Meet the Maples: Ash-leaved Maple

Every maple I've profiled thus far would likely be recognized by a layperson as a maple. But Ash-leaved Maple (Acer negundo) is likely to trick the untrained observer. Unlike the simple, lobed leaves of most common maples, the leaves of this tree -- which is also called Box-elder -- are divided into three, five, or, less commonly, seven leaflets.  This feature, along with opposite arrangement of the leaves, causes some to mistake this tree for an Ash (Fraxinus sp.).

Photo of Ash-leaved Maple leaves

But unlike Ash trees, which bear clusters of solitary fruit, Ash-leaved Maple has clusters of paired fruit, as is typical of all maples. Ash-leaved Maple flowers in spring and ripens seed by fall.

Photo of Ash-leaved Maple fruit

In eastern Massachusetts, Ash-leaved Maples usually grow in disturbed, and often wet, areas. There are some growing near the Fuller Pond bridge in Plainville.
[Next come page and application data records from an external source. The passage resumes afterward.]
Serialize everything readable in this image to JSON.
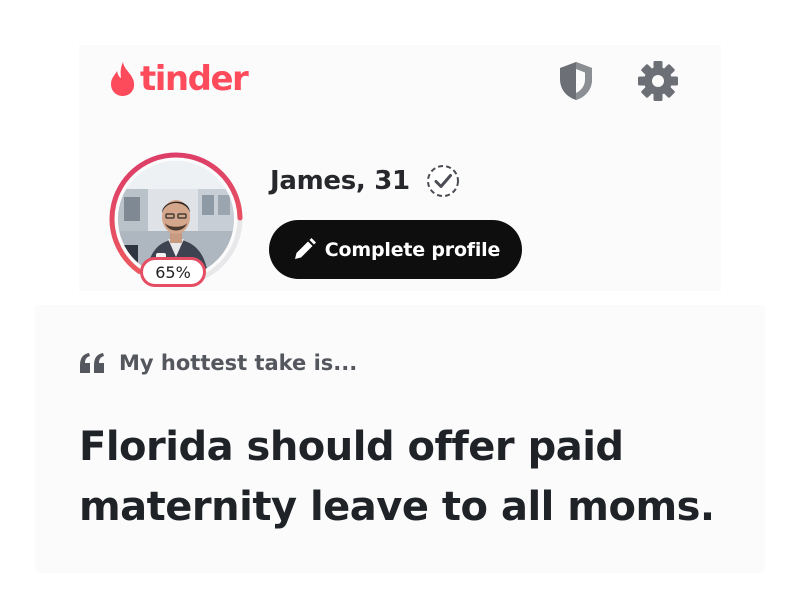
{
  "app": {
    "logo_text": "tinder",
    "brand_color": "#fd4b5c"
  },
  "header": {
    "icons": [
      "shield-icon",
      "gear-icon"
    ]
  },
  "profile": {
    "name_age": "James, 31",
    "completion_text": "65%",
    "completion_fraction": 0.65,
    "verified": true,
    "complete_button_label": "Complete profile",
    "ring_color_start": "#f3645b",
    "ring_color_end": "#d9386a"
  },
  "prompt": {
    "label": "My hottest take is...",
    "answer": "Florida should offer paid maternity leave to all moms."
  }
}
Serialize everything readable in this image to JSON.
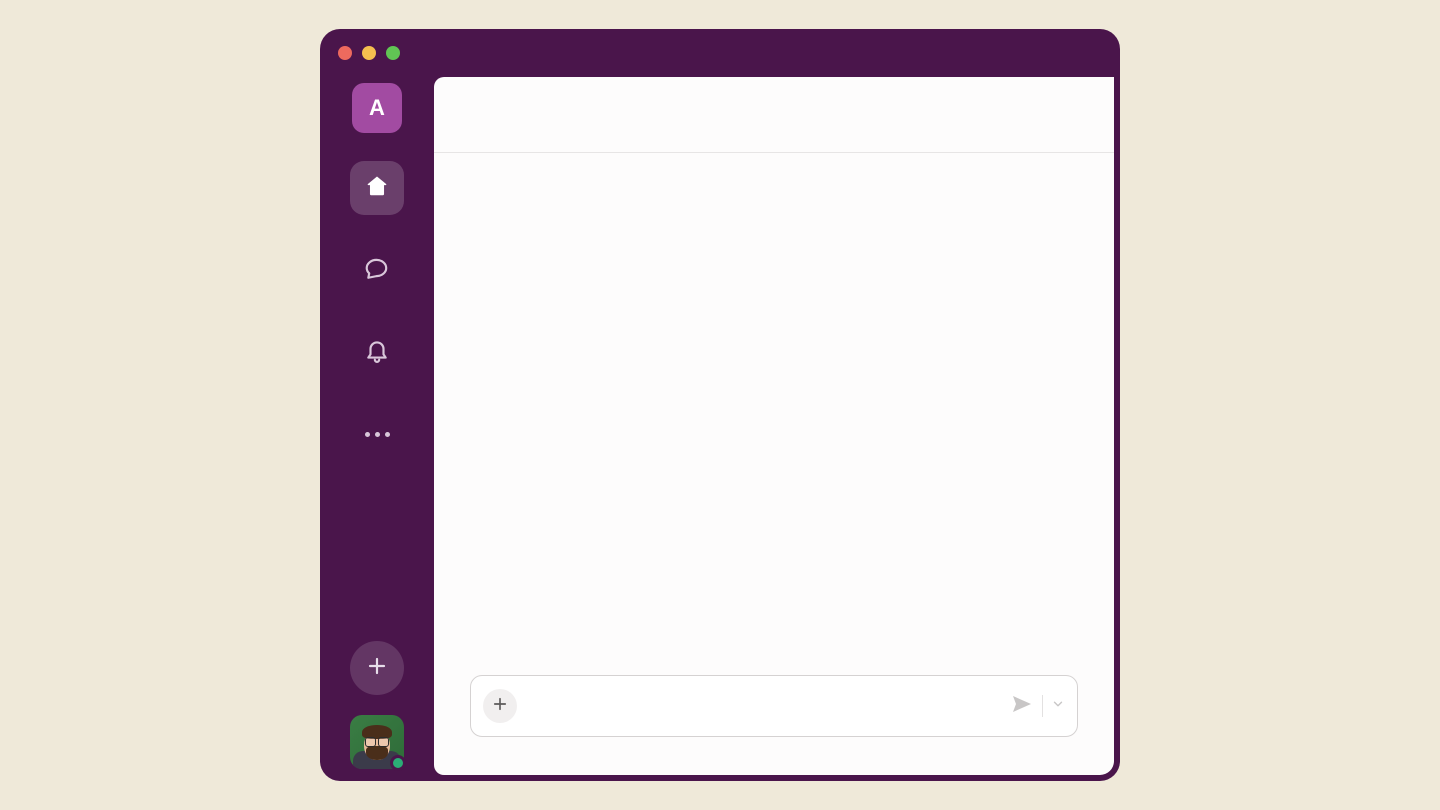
{
  "workspace": {
    "letter": "A"
  },
  "rail": {
    "home": "home-icon",
    "dms": "dms-icon",
    "activity": "bell-icon",
    "more": "more-icon",
    "compose": "plus-icon"
  },
  "user": {
    "presence": "active"
  },
  "composer": {
    "placeholder": "",
    "value": ""
  },
  "colors": {
    "chrome": "#4a154b",
    "accent": "#a24ba2",
    "presence_active": "#2bac76"
  }
}
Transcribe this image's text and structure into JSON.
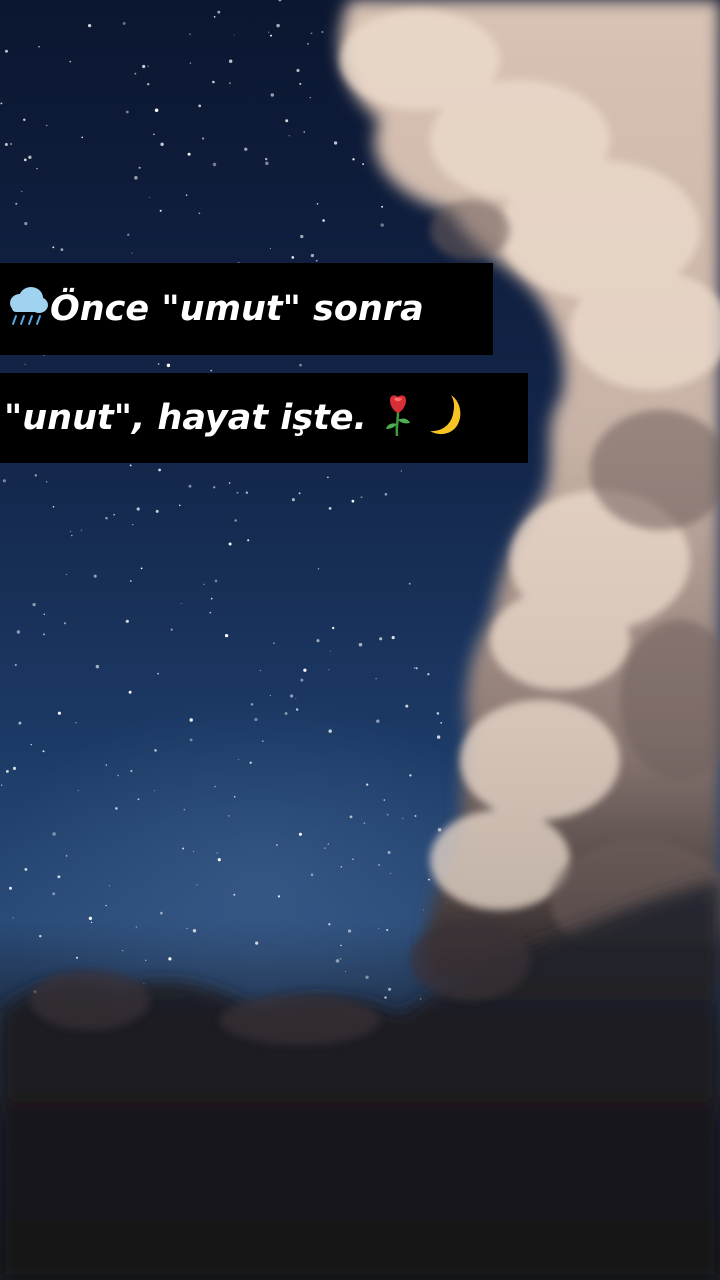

Foraging Wild Fruit: Black Elderberry

Photo of Black Elderberry

It's once again time to gather Black Elderberries (Sambucus nigra). The large clusters of small purple-black fruit provide a powerful medicine. The juice of the ripe berries can be boiled down into an herbal syrup or dried whole fruit can be tinctured.  They contain high levels of antioxidants and have proven effective in supporting the immune system. Some people simply enjoy them as food or drink -- using them to make jam, jellies, pies, and wine.

Quiz #19: Bird

Sometimes just a silhouette is enough to identify a bird. Name this bird. If you can't determine the species, can you guess to which family or genus the bird belongs? (Photo taken in Plainville, MA.)

Leave a guess in the comments below. And be sure to check out the answer to last week's snake quiz on the Quiz Answers page.

Tree Swallows Found!

Last Sunday, I attended a South Shore Bird Club outing in Fairhaven, MA led by Jim Sweeney.  Our small group of seven birders visited several coastal locations and observed a variety of species.  Highlights included a Merlin, American Oystercatchers, Black, Common and Least Terns, and a few Saltmarsh Sparrows.

But the most awe-inspiring sight of the morning was the flock of Tree Swallows we observed from West Island Beach.  We estimated roughly 1,000 Tree Swallows! I'd been wondering where the inland Tree Swallows had gone -- it seems at least some of them have flocked up along the south coast of Massachusetts.  The following photos attempt to convey the jaw-dropping density of swallows.



Meet the Maples: Sycamore Maple

Sycamore Maple (Acer pseudoplatanus) is another species of maple commonly found planted in New England towns. A typical leaf of this tree has a dark green upperside, a pale underside revealing prominent veins, five lobes (three large and two small), and a bluntly toothed margin.

Photo of Sycamore Maple leaves

The paired fruit (called samaras), which ripen in late summer, are born in clusters that hang from twigs. The smooth gray bark of young trees becomes scaly and rough textured with age.

Photo of Sycamore Maple bark

Though sometimes growing alongside Norway Maple, the two are fairly easy to tell apart.